Parliament has called on all the stakeholders to make written submissions on the Draft Constitution Eighteenth Amendment Bill, with the comment period set to close on Friday (31 January).
The aim of the bill is to amend the Constitution of South Africa to provide for land expropriation without compensation.
While the parliamentary ad-hoc committee on land reform has indicated a number of times that it will not extend this window, the core issues surrounding the bill have seen a significant shake-up over the last week.
The DA and civil society groups have already indicated that this comment period was not long enough given the nature of the bill, however, the fact that the bill will likely be drastically altered has also raised questions about the comment period.
The current draft of the bill states that the country’s courts should be the arbiter when determining whether the state should pay for expropriated land.
However, the ANC has indicated that it does not support the idea of courts being the decision-maker on whether or not the state will pay for land it expropriates.
It instead plans to give this power to the minister of land reform who will be the sole arbiter on land expropriation cases in the country.
Explaining this decision to effectively cut out the courts, the ANC’s Mathole Motshekga, who is leading an ad hoc committee on land reform, said that if the courts are to determine compensation “it will take another 25 or 50 years to sort out land reform”.

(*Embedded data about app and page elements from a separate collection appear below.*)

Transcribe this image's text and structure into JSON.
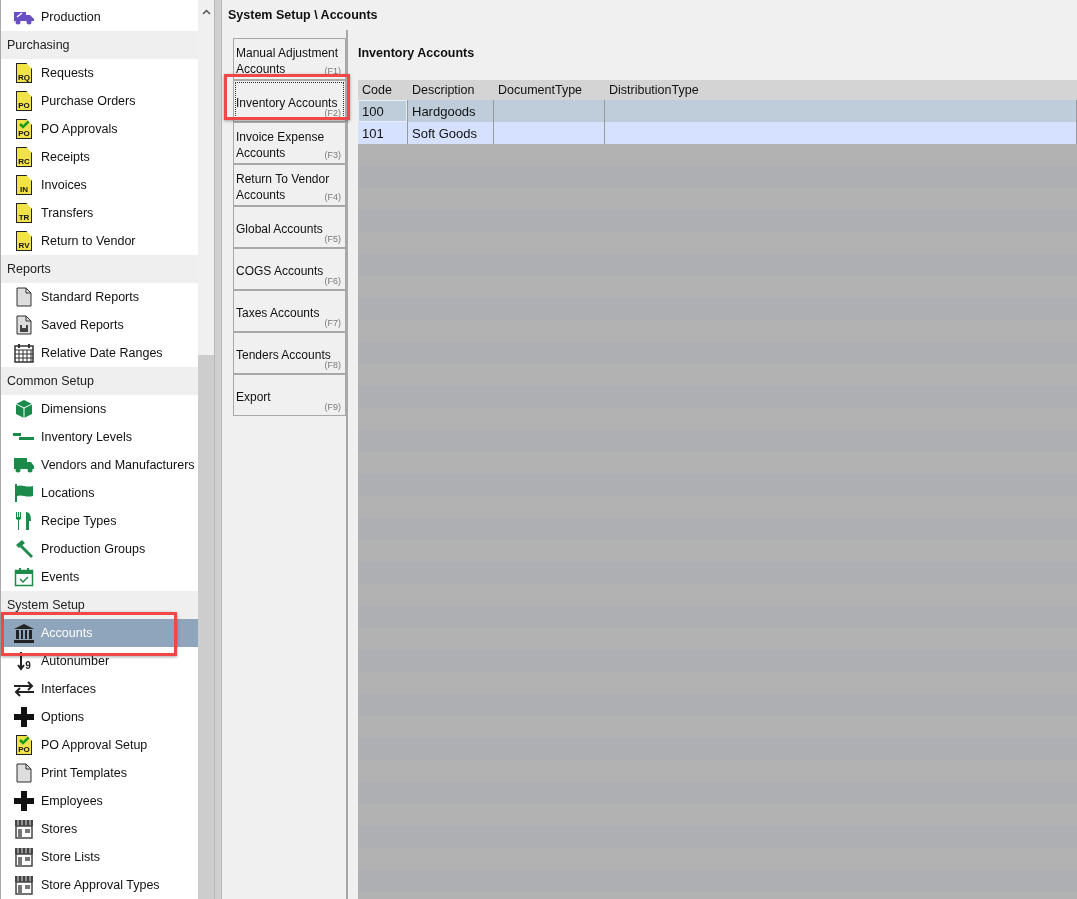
{
  "sidebar": {
    "items": [
      {
        "kind": "production",
        "label": "Production",
        "selected": false,
        "highlighted": false
      },
      {
        "kind": "header",
        "label": "Purchasing"
      },
      {
        "kind": "doc",
        "icon_text": "RQ",
        "label": "Requests",
        "selected": false,
        "highlighted": false
      },
      {
        "kind": "doc",
        "icon_text": "PO",
        "label": "Purchase Orders",
        "selected": false,
        "highlighted": false
      },
      {
        "kind": "doccheck",
        "icon_text": "PO",
        "label": "PO Approvals",
        "selected": false,
        "highlighted": false
      },
      {
        "kind": "doc",
        "icon_text": "RC",
        "label": "Receipts",
        "selected": false,
        "highlighted": false
      },
      {
        "kind": "doc",
        "icon_text": "IN",
        "label": "Invoices",
        "selected": false,
        "highlighted": false
      },
      {
        "kind": "doc",
        "icon_text": "TR",
        "label": "Transfers",
        "selected": false,
        "highlighted": false
      },
      {
        "kind": "doc",
        "icon_text": "RV",
        "label": "Return to Vendor",
        "selected": false,
        "highlighted": false
      },
      {
        "kind": "header",
        "label": "Reports"
      },
      {
        "kind": "report",
        "label": "Standard Reports",
        "selected": false,
        "highlighted": false
      },
      {
        "kind": "saved",
        "label": "Saved Reports",
        "selected": false,
        "highlighted": false
      },
      {
        "kind": "calendar",
        "label": "Relative Date Ranges",
        "selected": false,
        "highlighted": false
      },
      {
        "kind": "header",
        "label": "Common Setup"
      },
      {
        "kind": "cube",
        "label": "Dimensions",
        "selected": false,
        "highlighted": false
      },
      {
        "kind": "levels",
        "label": "Inventory Levels",
        "selected": false,
        "highlighted": false
      },
      {
        "kind": "truck",
        "label": "Vendors and Manufacturers",
        "selected": false,
        "highlighted": false
      },
      {
        "kind": "flag",
        "label": "Locations",
        "selected": false,
        "highlighted": false
      },
      {
        "kind": "cutlery",
        "label": "Recipe Types",
        "selected": false,
        "highlighted": false
      },
      {
        "kind": "hammer",
        "label": "Production Groups",
        "selected": false,
        "highlighted": false
      },
      {
        "kind": "event",
        "label": "Events",
        "selected": false,
        "highlighted": false
      },
      {
        "kind": "header",
        "label": "System Setup"
      },
      {
        "kind": "bank",
        "label": "Accounts",
        "selected": true,
        "highlighted": true
      },
      {
        "kind": "sort",
        "icon_text": "9",
        "label": "Autonumber",
        "selected": false,
        "highlighted": false
      },
      {
        "kind": "arrows",
        "label": "Interfaces",
        "selected": false,
        "highlighted": false
      },
      {
        "kind": "plus",
        "label": "Options",
        "selected": false,
        "highlighted": false
      },
      {
        "kind": "doccheck",
        "icon_text": "PO",
        "label": "PO Approval Setup",
        "selected": false,
        "highlighted": false
      },
      {
        "kind": "report",
        "label": "Print Templates",
        "selected": false,
        "highlighted": false
      },
      {
        "kind": "plus",
        "label": "Employees",
        "selected": false,
        "highlighted": false
      },
      {
        "kind": "store",
        "label": "Stores",
        "selected": false,
        "highlighted": false
      },
      {
        "kind": "store",
        "label": "Store Lists",
        "selected": false,
        "highlighted": false
      },
      {
        "kind": "store",
        "label": "Store Approval Types",
        "selected": false,
        "highlighted": false
      }
    ]
  },
  "breadcrumb": "System Setup \\ Accounts",
  "tabs": [
    {
      "label": "Manual Adjustment Accounts",
      "shortcut": "(F1)",
      "selected": false,
      "highlighted": false
    },
    {
      "label": "Inventory Accounts",
      "shortcut": "(F2)",
      "selected": true,
      "highlighted": true
    },
    {
      "label": "Invoice Expense Accounts",
      "shortcut": "(F3)",
      "selected": false,
      "highlighted": false
    },
    {
      "label": "Return To Vendor Accounts",
      "shortcut": "(F4)",
      "selected": false,
      "highlighted": false
    },
    {
      "label": "Global Accounts",
      "shortcut": "(F5)",
      "selected": false,
      "highlighted": false
    },
    {
      "label": "COGS Accounts",
      "shortcut": "(F6)",
      "selected": false,
      "highlighted": false
    },
    {
      "label": "Taxes Accounts",
      "shortcut": "(F7)",
      "selected": false,
      "highlighted": false
    },
    {
      "label": "Tenders Accounts",
      "shortcut": "(F8)",
      "selected": false,
      "highlighted": false
    },
    {
      "label": "Export",
      "shortcut": "(F9)",
      "selected": false,
      "highlighted": false
    }
  ],
  "panel_title": "Inventory Accounts",
  "table": {
    "columns": [
      "Code",
      "Description",
      "DocumentType",
      "DistributionType"
    ],
    "rows": [
      {
        "cells": [
          "100",
          "Hardgoods",
          "",
          ""
        ],
        "selected": true
      },
      {
        "cells": [
          "101",
          "Soft Goods",
          "",
          ""
        ],
        "selected": false
      }
    ]
  }
}
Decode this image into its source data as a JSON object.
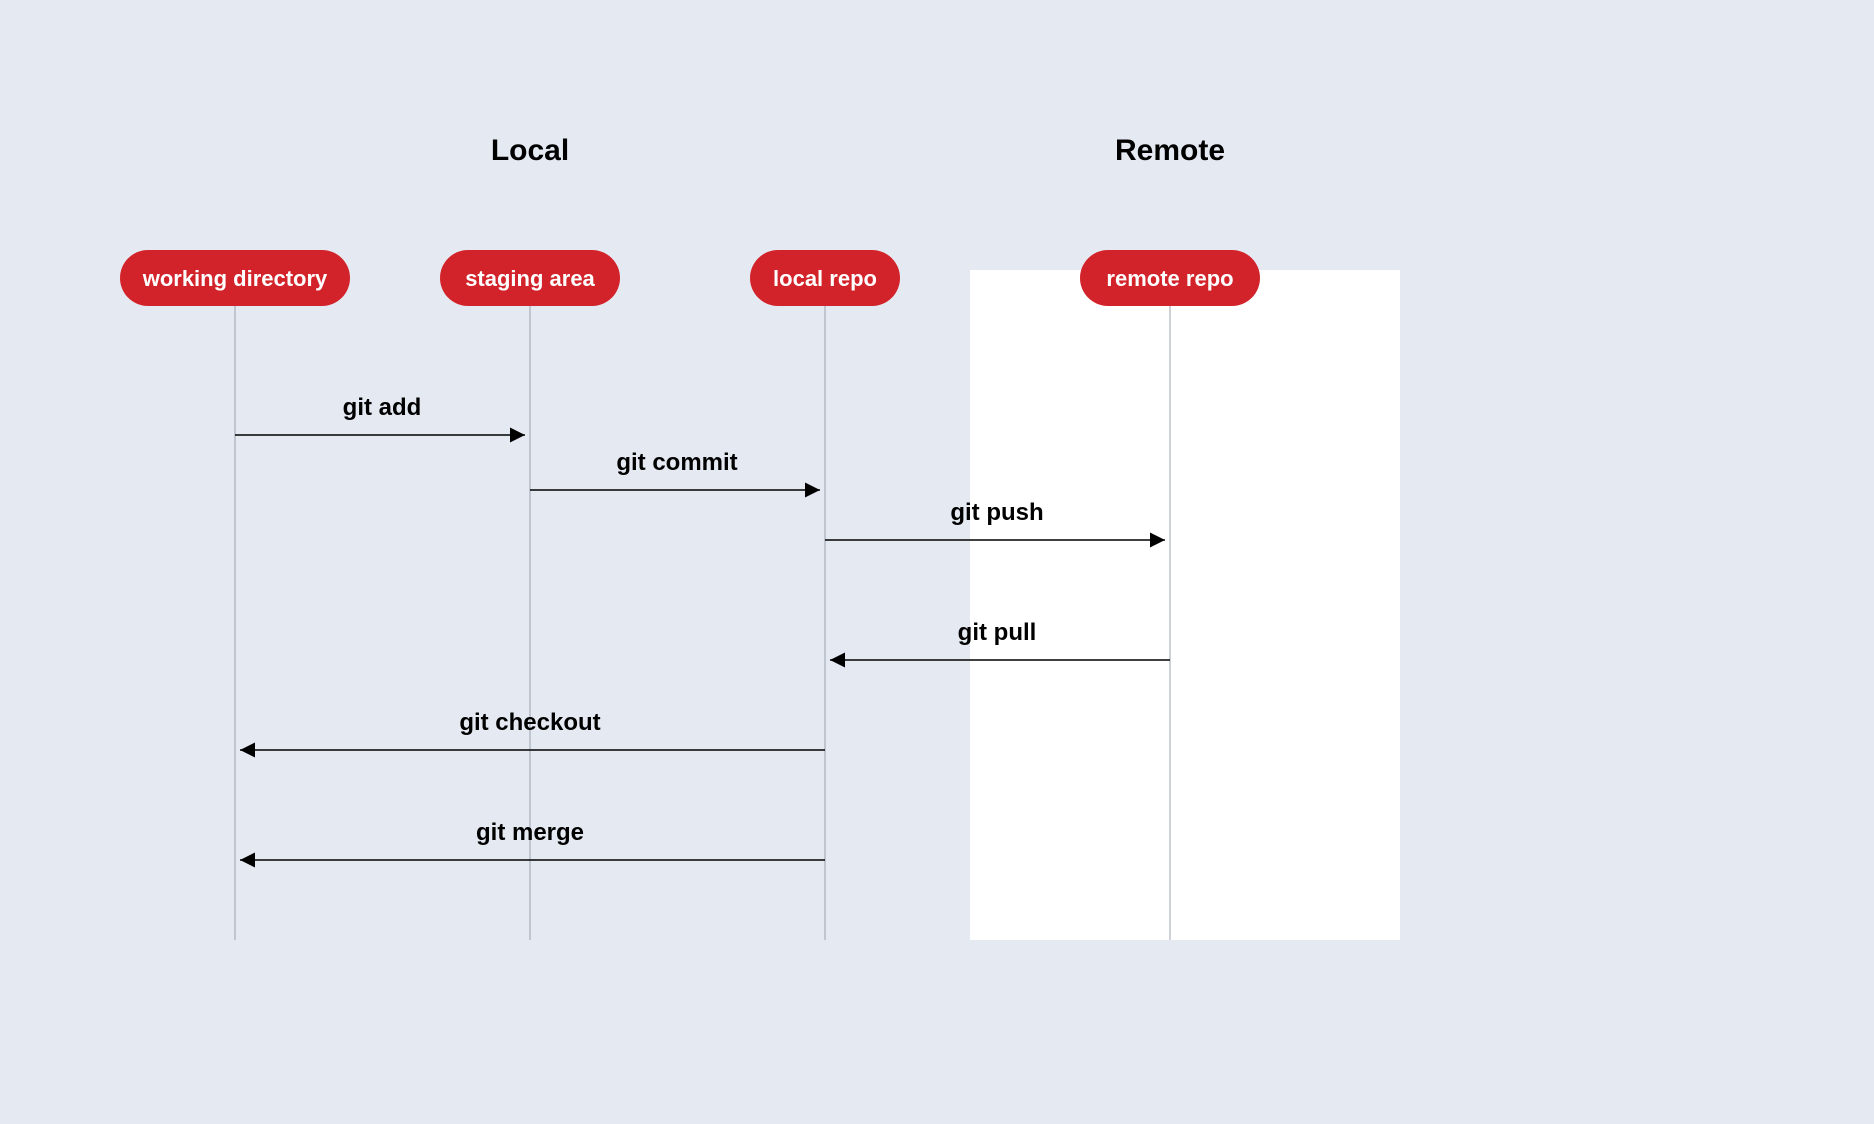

He further warned that if this new proposal was not followed it could lead to land grabs such as those seen in Zimbabwe.
“Landowners who have seen the example of Zimbabwe should be more supportive of this process because you don’t want groups of people invading the land.
“This is an orderly process. If they don’t support this they are opening themselves up to the law of the jungle. We don’t want a banana republic and we don’t want the law of the jungle,” he said.
Submissions and enquiries may be emailed to [email protected]